conference 2017. The following figure 5 shows 0.5 alpha version.
Fig. 5: Full Kanban Maturity Model KMM (Source: Anderson, D. 2017, Lean Kanban Inc.)
Kanban Maturity Model Benefits
The six Maturity Levels are mapped to the Real World Risk Institute model for assessing
the risk exposure of individuals and corporations. Its levels are Fragile – Resilient – Robust
1. Fragil: Level 0 – 2
2. Stabil: Level 3
3. Robust: Level 4-5
4. Antifragil: Level 6
The following figure 6 shows the advantages of the levels of the KMM:
Fig. 6: Benefits of the maturity levels
KMM in practice
In practice, the KMM works as follows: In the company, the way the teams work is
analyzed. Depending on which practices are used and what results are achieved, the
corresponding level is determined. The next step is to use the KMM to derive the practices
that will take the team or organization to the next level. The Kanban Maturity Model shows
on the one hand how the current skills can be assessed and on the other hand the concrete
next steps to get better.
Summary and discussion
With the book “Kanban: Successfull Evolutionary Change for Your Technology Business”,
David J. Anderson introduced the Kanban method in 2010. Kanban has taken some
evolutionary steps over the past few years: roles, cadences (events) and now the Kanban
Maturity Model make Kanban the most complete framework for organizing knowledge
work. The idea of categorizing organizations, processes or practices in maturity levels is not
new, but transition levels are a true innovation. Breaking up the practices of maturity into

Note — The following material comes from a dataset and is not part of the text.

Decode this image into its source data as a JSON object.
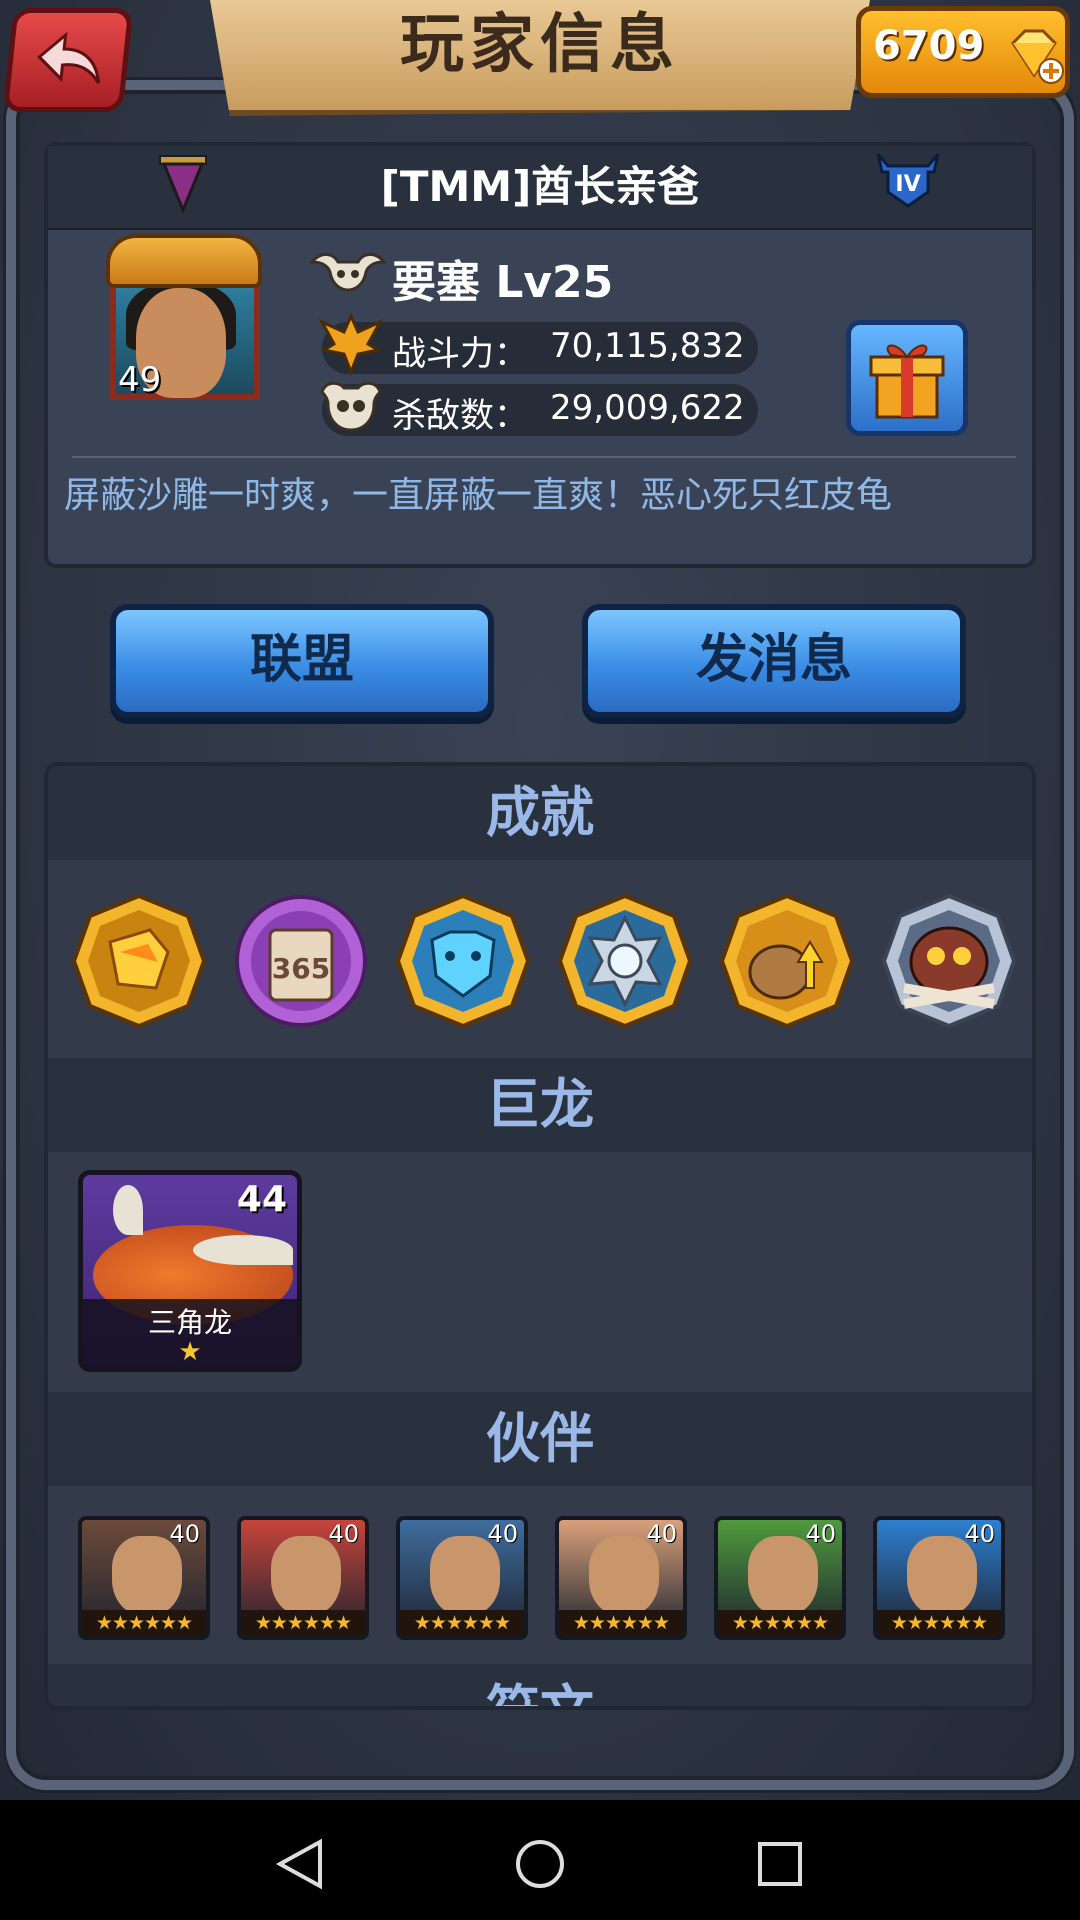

core practices and transition practices reveals improvement options that are achievable.
Individuals, teams and organizations are not overtaxed and resistance is avoided.